Government agencies are continuing to transition away from traditional invoices and physical payments to digital ones. The change is happening not just within the United States government, but in leading European nations as well. They’re doing so because data and experience confirms that digital transactions benefit government organizations and the citizens they serve.

Digital Payments are More Secure

Researchers have found that simply replacing cash payments with digital ones can bolster security enough to reduce financial crimes by 10 percent. One key reason is that digital payments are easier to monitor. Digital traceability reduces the chance for payment error, intentional misappropriation, or outright fraud. Each payment leaves an electronic trail that can be quickly tracked but also indefinitely saved. That has obvious advantages versus trying to preserve volumes of paper documentation. Physical payment records, for example, have to be stored in a safe, climate-controlled environment−otherwise they may deteriorate or be misplaced and lost.

Digital Payments are Faster

Unlike payments by check or cash, digital payments are virtually instantaneous. Whether a government agency is receiving or providing a payment this shortens the billing cycle. It also improves services to recipients of payments for such things as Medicare, Social Security, or government wages. Electronic payments give citizens and other payers convenient online payment and credit card options, too, which boosts collection rates. When a payment is made or received, a transaction confirmation is immediately generated. If a refund is warranted, digitized payments make that process fast and secure.

Digital Payments Save Money

Since digital payments are less labor intensive, they are more cost effective. One study found that businesses can save around two cents on every dollar received just by switching to digital payments. Visa commissioned its own economic study, focused on quantifying the impact of digital payments versus cash payments in 100 cities worldwide. The results showed that digital payments can generate net benefits of nearly $500 billion a year.
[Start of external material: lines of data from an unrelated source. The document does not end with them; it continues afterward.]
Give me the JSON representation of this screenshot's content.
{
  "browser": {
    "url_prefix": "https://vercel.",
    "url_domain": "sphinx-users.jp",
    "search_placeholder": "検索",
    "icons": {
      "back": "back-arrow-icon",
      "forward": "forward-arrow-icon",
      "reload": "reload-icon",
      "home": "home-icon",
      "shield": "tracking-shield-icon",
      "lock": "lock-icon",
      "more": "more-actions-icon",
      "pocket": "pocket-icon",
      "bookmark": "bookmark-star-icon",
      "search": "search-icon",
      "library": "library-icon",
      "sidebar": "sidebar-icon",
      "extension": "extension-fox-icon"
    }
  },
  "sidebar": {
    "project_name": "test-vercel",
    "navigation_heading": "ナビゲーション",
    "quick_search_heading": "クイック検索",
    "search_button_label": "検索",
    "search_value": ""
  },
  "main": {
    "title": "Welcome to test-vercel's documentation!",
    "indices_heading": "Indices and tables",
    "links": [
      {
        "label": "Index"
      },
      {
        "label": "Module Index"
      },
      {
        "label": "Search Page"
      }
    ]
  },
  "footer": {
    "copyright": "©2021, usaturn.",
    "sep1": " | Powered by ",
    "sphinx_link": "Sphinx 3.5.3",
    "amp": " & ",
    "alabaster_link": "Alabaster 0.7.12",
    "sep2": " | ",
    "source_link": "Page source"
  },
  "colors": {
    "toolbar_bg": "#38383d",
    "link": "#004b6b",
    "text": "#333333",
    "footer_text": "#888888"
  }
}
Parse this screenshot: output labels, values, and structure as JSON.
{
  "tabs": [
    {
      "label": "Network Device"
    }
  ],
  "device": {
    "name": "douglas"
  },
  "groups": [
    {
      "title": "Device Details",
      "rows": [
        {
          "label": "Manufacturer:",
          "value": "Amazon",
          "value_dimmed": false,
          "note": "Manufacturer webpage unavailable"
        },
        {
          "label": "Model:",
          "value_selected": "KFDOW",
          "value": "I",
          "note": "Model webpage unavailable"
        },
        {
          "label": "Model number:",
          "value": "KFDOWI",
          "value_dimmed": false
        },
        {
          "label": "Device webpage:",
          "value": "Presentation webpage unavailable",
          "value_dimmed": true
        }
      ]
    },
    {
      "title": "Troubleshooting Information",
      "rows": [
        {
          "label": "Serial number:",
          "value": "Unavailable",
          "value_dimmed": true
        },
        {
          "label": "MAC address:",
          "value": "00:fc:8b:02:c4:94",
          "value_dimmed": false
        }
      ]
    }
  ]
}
That kind of bottom line savings is one of the reasons why the U.S. Treasury has been pushing for a digital transformation to electronic invoices and payments.
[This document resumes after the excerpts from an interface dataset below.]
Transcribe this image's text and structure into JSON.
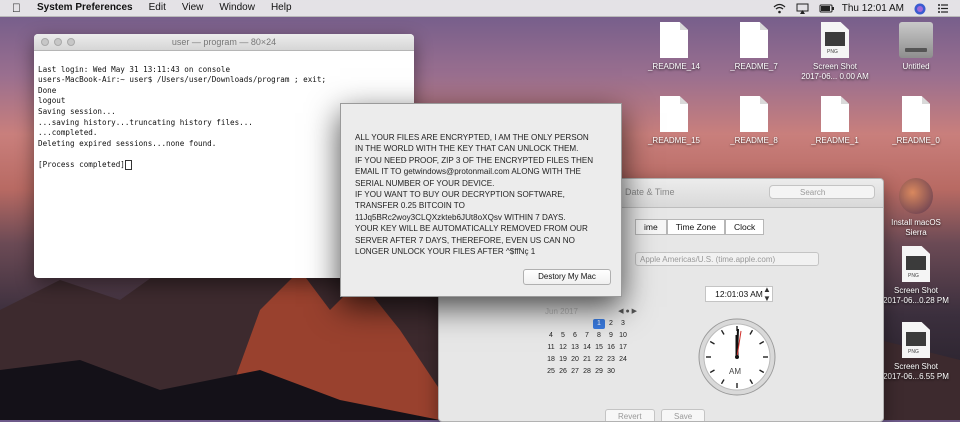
{
  "menubar": {
    "app_name": "System Preferences",
    "menus": [
      "Edit",
      "View",
      "Window",
      "Help"
    ],
    "clock": "Thu 12:01 AM"
  },
  "terminal": {
    "title": "user — program — 80×24",
    "lines": [
      "Last login: Wed May 31 13:11:43 on console",
      "users-MacBook-Air:~ user$ /Users/user/Downloads/program ; exit;",
      "Done",
      "logout",
      "Saving session...",
      "...saving history...truncating history files...",
      "...completed.",
      "Deleting expired sessions...none found.",
      "",
      "[Process completed]"
    ]
  },
  "ransom": {
    "message": "ALL YOUR FILES ARE ENCRYPTED, I AM THE ONLY PERSON\nIN THE WORLD WITH THE KEY THAT CAN UNLOCK THEM.\nIF YOU NEED PROOF, ZIP 3 OF THE ENCRYPTED FILES THEN\nEMAIL IT TO getwindows@protonmail.com ALONG WITH THE\nSERIAL NUMBER OF YOUR DEVICE.\nIF YOU WANT TO BUY OUR DECRYPTION SOFTWARE,\nTRANSFER 0.25 BITCOIN TO\n11Jq5BRc2woy3CLQXzkteb6JUt8oXQsv WITHIN 7 DAYS.\nYOUR KEY WILL BE AUTOMATICALLY REMOVED FROM OUR\nSERVER AFTER 7 DAYS, THEREFORE, EVEN US CAN NO\nLONGER UNLOCK YOUR FILES AFTER ^$ffNç 1",
    "button_label": "Destory My Mac"
  },
  "prefs": {
    "title": "Date & Time",
    "search_placeholder": "Search",
    "tabs": [
      "ime",
      "Time Zone",
      "Clock"
    ],
    "server": "Apple Americas/U.S. (time.apple.com)",
    "time": "12:01:03 AM",
    "calendar": {
      "month": "Jun 2017",
      "days": [
        "",
        "",
        "",
        "",
        "1",
        "2",
        "3",
        "4",
        "5",
        "6",
        "7",
        "8",
        "9",
        "10",
        "11",
        "12",
        "13",
        "14",
        "15",
        "16",
        "17",
        "18",
        "19",
        "20",
        "21",
        "22",
        "23",
        "24",
        "25",
        "26",
        "27",
        "28",
        "29",
        "30",
        ""
      ],
      "selected": "1"
    },
    "clock_label": "AM",
    "revert_label": "Revert",
    "save_label": "Save"
  },
  "desktop": {
    "icons": [
      {
        "label": "_README_14",
        "kind": "doc"
      },
      {
        "label": "_README_7",
        "kind": "doc"
      },
      {
        "label": "Screen Shot\n2017-06... 0.00 AM",
        "kind": "png"
      },
      {
        "label": "Untitled",
        "kind": "disk"
      },
      {
        "label": "_README_15",
        "kind": "doc"
      },
      {
        "label": "_README_8",
        "kind": "doc"
      },
      {
        "label": "_README_1",
        "kind": "doc"
      },
      {
        "label": "_README_0",
        "kind": "doc"
      },
      {
        "label": "Install macOS\nSierra",
        "kind": "installer"
      },
      {
        "label": "Screen Shot\n2017-06...0.28 PM",
        "kind": "png"
      },
      {
        "label": "Screen Shot\n2017-06...6.55 PM",
        "kind": "png"
      }
    ]
  }
}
Digital Payments Make Audits Easier

Digitized transactions also make it significantly easier to perform audits, share the data with authorized parties like accountants, and generate insightful and customizable financial reports. Those features help support greater accountability and transparency, which are important responsibilities for any government agency. Benefits like those convinced the United States Office of Management and Budget to ask all agencies within its control to shift to digital invoices. The policy decision from that high profile institution indicates that more government organizations will likely follow in their footsteps, regarding both invoices and payments.

Digital Payments May Soon Be Mandatory

Evidence continues to accumulate on the side of the ledger supporting digital payments versus physical ones within governmental agencies. It’s easy to see how momentum is trending in that direction, and why digital payments will likely soon become the norm. Of course digital payments reduce paper consumption, which is often required of government agencies and is better for the environment. Forward-thinking agencies may want to get ahead of the curve in terms of implementing digital payments. They’ll save time, money, and labor and avoid being forced to implement such a big change while on a mandatory deadline.

Mature man is shopping online using his laptop and credit card